═══ Records supplied

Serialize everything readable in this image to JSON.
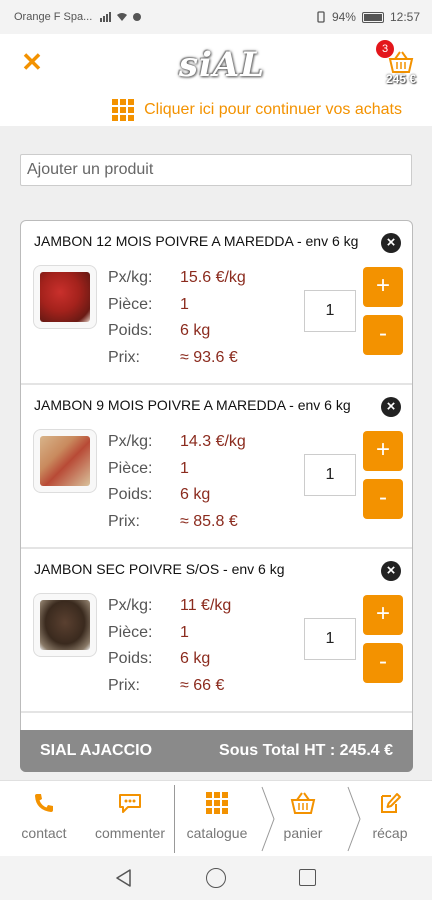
{
  "statusbar": {
    "carrier": "Orange F Spa...",
    "battery": "94%",
    "time": "12:57"
  },
  "header": {
    "close_icon": "close-x-icon",
    "logo_text": "siAL",
    "cart_badge": "3",
    "cart_total": "245 €"
  },
  "continue": {
    "label": "Cliquer ici pour continuer vos achats"
  },
  "search": {
    "placeholder": "Ajouter un produit"
  },
  "labels": {
    "price_kg": "Px/kg:",
    "piece": "Pièce:",
    "weight": "Poids:",
    "price": "Prix:"
  },
  "items": [
    {
      "name": "JAMBON 12 MOIS POIVRE A MAREDDA - env 6 kg",
      "price_kg": "15.6 €/kg",
      "piece": "1",
      "weight": "6 kg",
      "price": "≈ 93.6 €",
      "qty": "1"
    },
    {
      "name": "JAMBON 9 MOIS POIVRE A MAREDDA - env 6 kg",
      "price_kg": "14.3 €/kg",
      "piece": "1",
      "weight": "6 kg",
      "price": "≈ 85.8 €",
      "qty": "1"
    },
    {
      "name": "JAMBON SEC POIVRE S/OS - env 6 kg",
      "price_kg": "11 €/kg",
      "piece": "1",
      "weight": "6 kg",
      "price": "≈ 66 €",
      "qty": "1"
    }
  ],
  "buttons": {
    "plus": "+",
    "minus": "-",
    "remove": "×"
  },
  "subtotal": {
    "store": "SIAL AJACCIO",
    "label": "Sous Total HT : 245.4 €"
  },
  "nav": [
    {
      "label": "contact",
      "icon": "phone-icon"
    },
    {
      "label": "commenter",
      "icon": "chat-icon"
    },
    {
      "label": "catalogue",
      "icon": "grid-icon"
    },
    {
      "label": "panier",
      "icon": "basket-icon"
    },
    {
      "label": "récap",
      "icon": "edit-icon"
    }
  ],
  "colors": {
    "accent": "#f39200",
    "price": "#8b2b1e",
    "subtotal_bg": "#8a8a8a",
    "badge": "#e3161b"
  }
}
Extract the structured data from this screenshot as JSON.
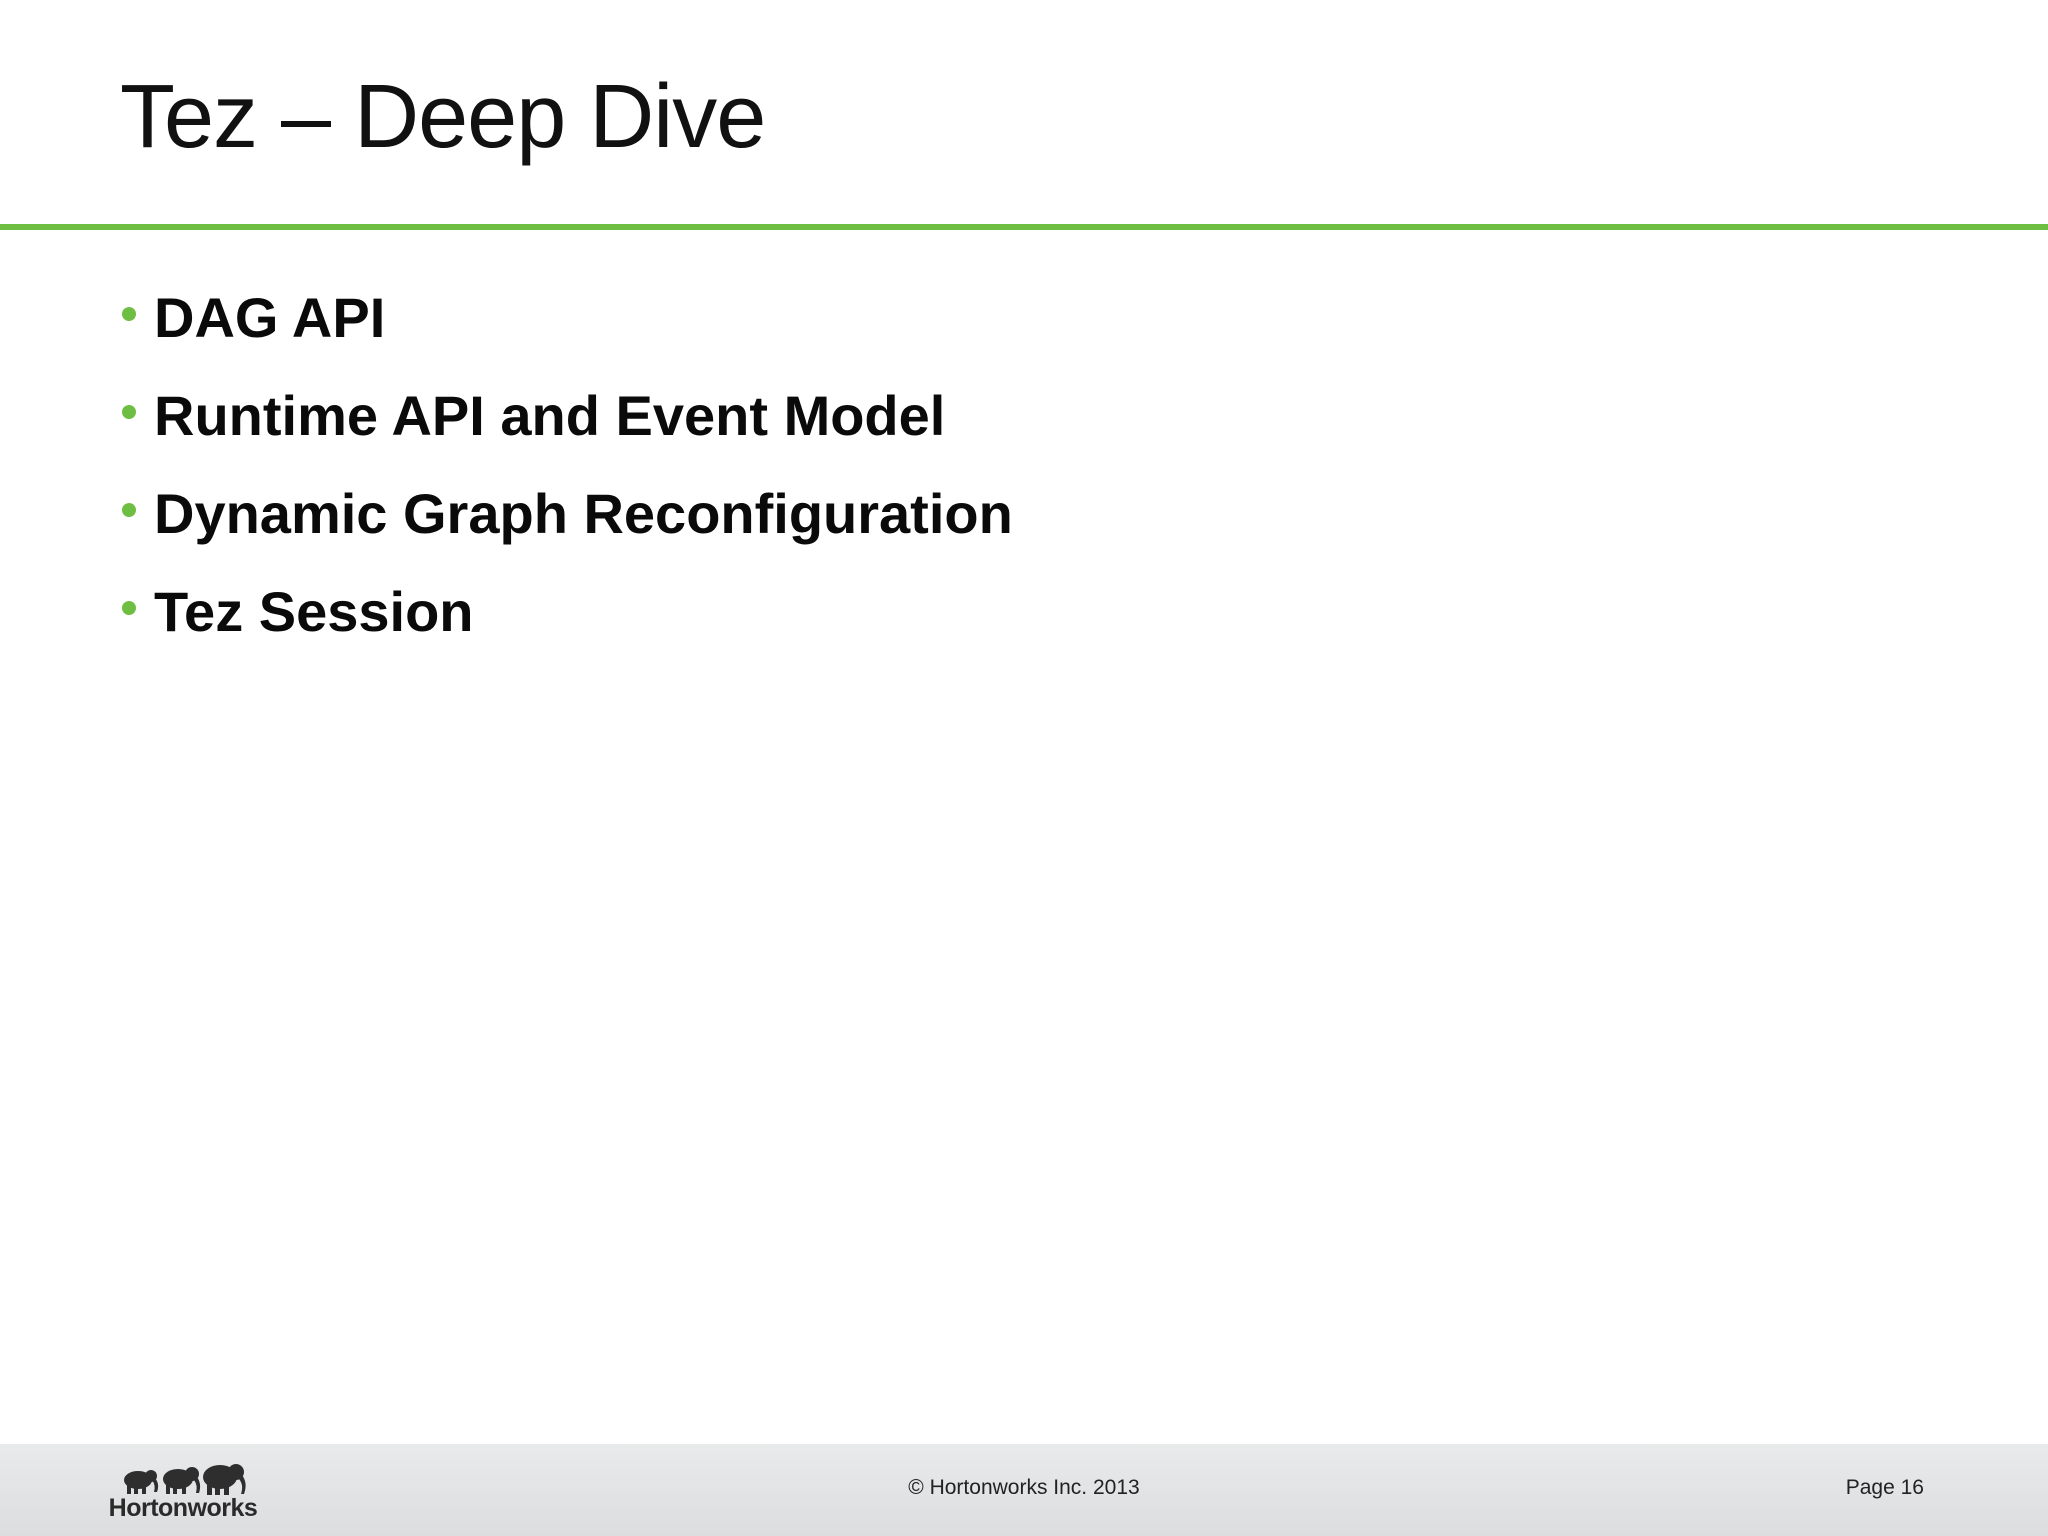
{
  "slide": {
    "title": "Tez – Deep Dive",
    "accent_color": "#6fbe44",
    "bullets": [
      "DAG API",
      "Runtime API and Event Model",
      "Dynamic Graph Reconfiguration",
      "Tez Session"
    ]
  },
  "footer": {
    "logo_text": "Hortonworks",
    "copyright": "© Hortonworks Inc. 2013",
    "page": "Page 16"
  }
}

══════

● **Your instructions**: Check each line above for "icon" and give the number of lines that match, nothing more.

● **The answer**: 6